Posts from the “Ray Tracing” Category

Russian Roulette for Photon Scattering

On a surface, Russian Roulette determines whether a photon is absorbed or reflected.

The photon power is not scaled.

Reflection or Absorption:

a: [0, 1] is a random variable

p: probability of reflection

phi: the power of incoming photon

if( a < p ) reflect photon at power phi

else photon is absorbed

Specular or Diffuse Reflection:

a: [0, 1] is a random variable

p_d: probability of diffuse reflection

p_s: probability of specular reflection

where ( p_d + p_s < 1 )

Diffuse Reflection: a: [0, p_d]

Specular Reflection: a: [p_d, p_d + p_s]

Absorption: a: [p_d + p_s, 1]

In participating media, Russian Roulette determines whether a photon is absorbed or scattered.

The probability of a photon being scattered is given by the scattering albedo ( rho / (rho + alpha) ) [Jensen 1998], where rho and alpha are the scatter and absorption coefficients.

Scattering or Absorption:

a: [0, 1] is a random variable

p: probability of scattering

phi: the power of incoming photon

if( a < p ) scatter photon at power phi

else photon is absorbed 

New direction of a photon being scattered from diffuse reflection or participating media:

Sampling techniques. Importance sampling is usually applied.

Build Photon Maps of Surface and Volume for Indirect Illumination

As described in Volume Photon Map[Jensen 1998], three types of photon maps are presented to compute indirect illumination in scenes with participating media: global, caustic and volume. Volume photon map contains photons interacting with particles in the participating media, regular photon map stores photons bounced by diffuse surface, and caustic photon maps stores photons bounced specular and transmissive surfaces.

This scratch describes steps to build these photon maps.

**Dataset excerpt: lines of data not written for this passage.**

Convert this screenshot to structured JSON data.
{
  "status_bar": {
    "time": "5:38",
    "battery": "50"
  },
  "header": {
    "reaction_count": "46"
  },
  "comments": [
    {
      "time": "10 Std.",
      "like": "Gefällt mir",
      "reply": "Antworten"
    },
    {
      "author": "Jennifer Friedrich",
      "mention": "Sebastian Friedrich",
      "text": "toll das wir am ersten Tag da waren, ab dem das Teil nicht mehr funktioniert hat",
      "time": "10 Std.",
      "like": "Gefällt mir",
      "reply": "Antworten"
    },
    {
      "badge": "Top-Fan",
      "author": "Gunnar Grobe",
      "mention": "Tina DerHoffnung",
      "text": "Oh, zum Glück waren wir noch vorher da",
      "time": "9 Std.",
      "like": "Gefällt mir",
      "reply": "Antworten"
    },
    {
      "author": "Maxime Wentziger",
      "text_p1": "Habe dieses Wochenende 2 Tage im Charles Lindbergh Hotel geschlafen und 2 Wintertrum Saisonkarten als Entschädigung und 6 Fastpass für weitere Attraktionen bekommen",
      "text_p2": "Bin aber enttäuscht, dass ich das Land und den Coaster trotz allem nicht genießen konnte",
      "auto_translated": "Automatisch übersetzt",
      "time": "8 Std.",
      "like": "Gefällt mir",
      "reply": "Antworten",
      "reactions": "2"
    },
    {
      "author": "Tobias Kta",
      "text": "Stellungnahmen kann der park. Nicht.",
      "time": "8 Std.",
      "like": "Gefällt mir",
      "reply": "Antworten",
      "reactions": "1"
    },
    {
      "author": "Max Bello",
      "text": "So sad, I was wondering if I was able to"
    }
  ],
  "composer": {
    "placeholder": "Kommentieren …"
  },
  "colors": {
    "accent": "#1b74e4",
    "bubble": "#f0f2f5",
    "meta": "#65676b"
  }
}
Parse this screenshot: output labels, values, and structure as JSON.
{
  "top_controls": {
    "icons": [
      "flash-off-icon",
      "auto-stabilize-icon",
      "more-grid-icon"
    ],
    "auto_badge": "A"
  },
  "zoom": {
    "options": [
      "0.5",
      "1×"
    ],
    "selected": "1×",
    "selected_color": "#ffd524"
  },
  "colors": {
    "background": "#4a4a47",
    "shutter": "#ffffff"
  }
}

But global and caustic photon maps are not separately built, while combined together, i.e. photons bounced by any kind of surfaces are stored in the same photon map.

When tracing photons, photons are stored from the 2nd bounce, because the first bounce is the direct illumination on surfaces or volumes.

The photon’s power does not need be scaled when using Russian Roulette.

Photon Map:

For each photon, when it’s not traced to the maximum bounce (user defined number):

Store: only when it hits a diffuse surface.

Scatter: use Russian Roulette to determine whether the photon is absorbed or scattered.

Increase the bounce: every time it hits a surface.

Volume Photon Map:

For each photon, when it’s not traced to the maximum bounce:

Store: when it hits somewhere within the participating media.

Scatter: use Russian Roulette to determine whether the photon is absorbed or scattered.

Increase the bounce: every time it hits a surface or somewhere within the participating media.

Direct Illumination in Scenes with Participating Media

Assume that the participating media volume is finite. Besides of attenuation and emission, direct illumination of participating media accounts for the single scattering, while indirect illumination is for multiple scattering. This scratch only consider single scattering.

The color along a camera, reflect or refract ray:

(1) If the ray does not go through the participating media volume, and it hits:

(a) nothing: background color

(b) diffuse, specular, transparent surface: direct illumination of the surface. Consider the light ray being affected by participating media. For reflect and refract rays, consider the radiance attenuation if they go through the media.

(2) Otherwise, if the ray intersects with the volume, compute the color with two steps:

Step 1: compute the color as described in (1).

Step 2: apply attenuation, emission and scattering to the color computed from step 1.

If the ray hits a surface, attenuate the color from the hit point in the surface to the first intersect point with the volume, or to the origin of the ray if the origin is inside the volume.

If the ray hits nothing, attenuate the background color from the second intersect point with the volume to the first intersect point, or to the origin of the ray if the origin is inside the volume.

 The color of a point X being illuminated by the light ray:

If the light ray hits a surface closer than X, it’s not illuminated, i.e the color is zero. Otherwise, apply attenuation and emission for the light ray.